Dataset rows for apps and sites

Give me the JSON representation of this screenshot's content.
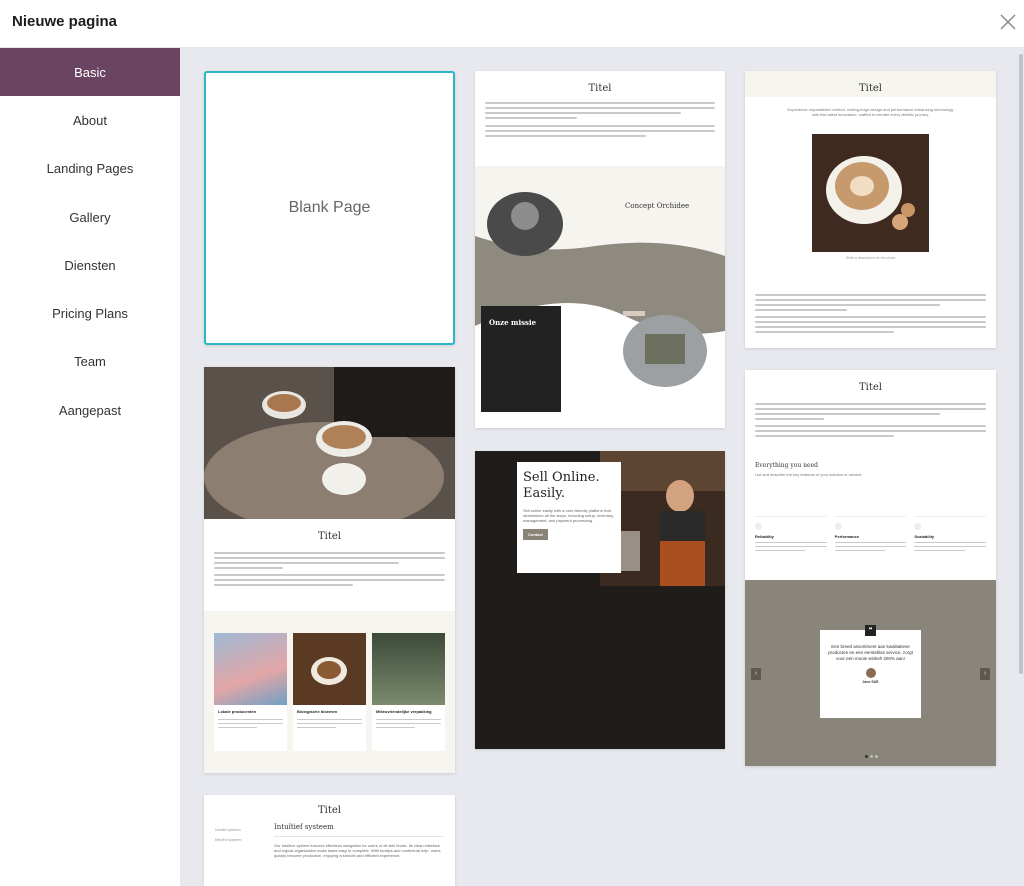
{
  "dialog": {
    "title": "Nieuwe pagina",
    "close_icon": "close-icon"
  },
  "sidebar": {
    "items": [
      {
        "label": "Basic",
        "active": true
      },
      {
        "label": "About"
      },
      {
        "label": "Landing Pages"
      },
      {
        "label": "Gallery"
      },
      {
        "label": "Diensten"
      },
      {
        "label": "Pricing Plans"
      },
      {
        "label": "Team"
      },
      {
        "label": "Aangepast"
      }
    ]
  },
  "templates": {
    "blank": {
      "label": "Blank Page"
    },
    "concept": {
      "title": "Titel",
      "heading": "Concept Orchidee",
      "mission_title": "Onze missie"
    },
    "coffee": {
      "title": "Titel",
      "tagline": "Experience unparalleled comfort, cutting-edge design and performance enhancing technology with this latest innovation, crafted to elevate every athletic journey.",
      "caption": "Write a description for the photo"
    },
    "products": {
      "title": "Titel",
      "items": [
        {
          "label": "Lokale producenten"
        },
        {
          "label": "Biologische bloemen"
        },
        {
          "label": "Milieuvriendelijke verpakking"
        }
      ]
    },
    "sell": {
      "heading_line1": "Sell Online.",
      "heading_line2": "Easily.",
      "body": "Sell online easily with a user-friendly platform that streamlines all the steps, including setup, inventory, management, and payment processing.",
      "button": "Contact"
    },
    "features": {
      "title": "Titel",
      "heading": "Everything you need",
      "subheading": "List and describe the key features of your solution or service.",
      "columns": [
        {
          "title": "Reliability"
        },
        {
          "title": "Performance"
        },
        {
          "title": "Scalability"
        }
      ],
      "testimonial": "Een breed assortiment aan kwalitatieve producten en een eersteklas service, zorgt voor een mooie winkel! 200% aan!",
      "author": "Jane SUE"
    },
    "system": {
      "title": "Titel",
      "side1": "Intuïtief systeem",
      "side2": "Efficiënt systeem",
      "heading": "Intuïtief systeem",
      "body": "Our intuitive system ensures effortless navigation for users of all skill levels. Its clean interface and logical organization make tasks easy to complete. With tooltips and contextual help, users quickly become productive, enjoying a smooth and efficient experience."
    }
  },
  "colors": {
    "accent": "#6b4462",
    "selected_border": "#29b6c9",
    "background": "#e8e9ee"
  }
}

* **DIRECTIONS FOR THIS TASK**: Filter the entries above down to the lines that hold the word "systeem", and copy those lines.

* **SOLUTION FOR THIS TASK**:
      "side1": "Intuïtief systeem",
      "side2": "Efficiënt systeem",
      "heading": "Intuïtief systeem",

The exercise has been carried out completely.